### Records for this exercise
######

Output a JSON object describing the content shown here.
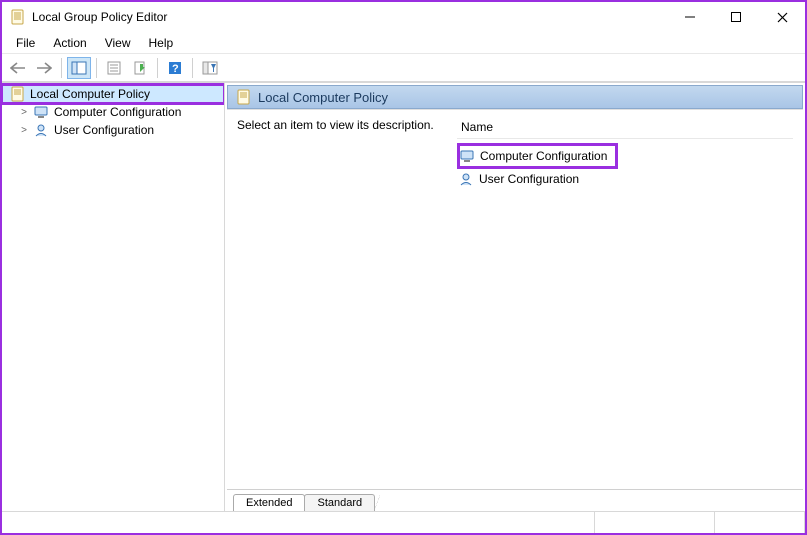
{
  "window": {
    "title": "Local Group Policy Editor"
  },
  "menu": {
    "items": [
      "File",
      "Action",
      "View",
      "Help"
    ]
  },
  "tree": {
    "root": {
      "label": "Local Computer Policy"
    },
    "children": [
      {
        "label": "Computer Configuration"
      },
      {
        "label": "User Configuration"
      }
    ]
  },
  "detail": {
    "header": "Local Computer Policy",
    "description": "Select an item to view its description.",
    "column_name": "Name",
    "list": [
      {
        "label": "Computer Configuration"
      },
      {
        "label": "User Configuration"
      }
    ]
  },
  "tabs": {
    "items": [
      "Extended",
      "Standard"
    ],
    "active": 0
  }
}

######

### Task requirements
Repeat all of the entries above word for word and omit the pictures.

### Expected output
Output a JSON object describing the content shown here.
{
  "window": {
    "title": "Local Group Policy Editor"
  },
  "menu": {
    "items": [
      "File",
      "Action",
      "View",
      "Help"
    ]
  },
  "tree": {
    "root": {
      "label": "Local Computer Policy"
    },
    "children": [
      {
        "label": "Computer Configuration"
      },
      {
        "label": "User Configuration"
      }
    ]
  },
  "detail": {
    "header": "Local Computer Policy",
    "description": "Select an item to view its description.",
    "column_name": "Name",
    "list": [
      {
        "label": "Computer Configuration"
      },
      {
        "label": "User Configuration"
      }
    ]
  },
  "tabs": {
    "items": [
      "Extended",
      "Standard"
    ],
    "active": 0
  }
}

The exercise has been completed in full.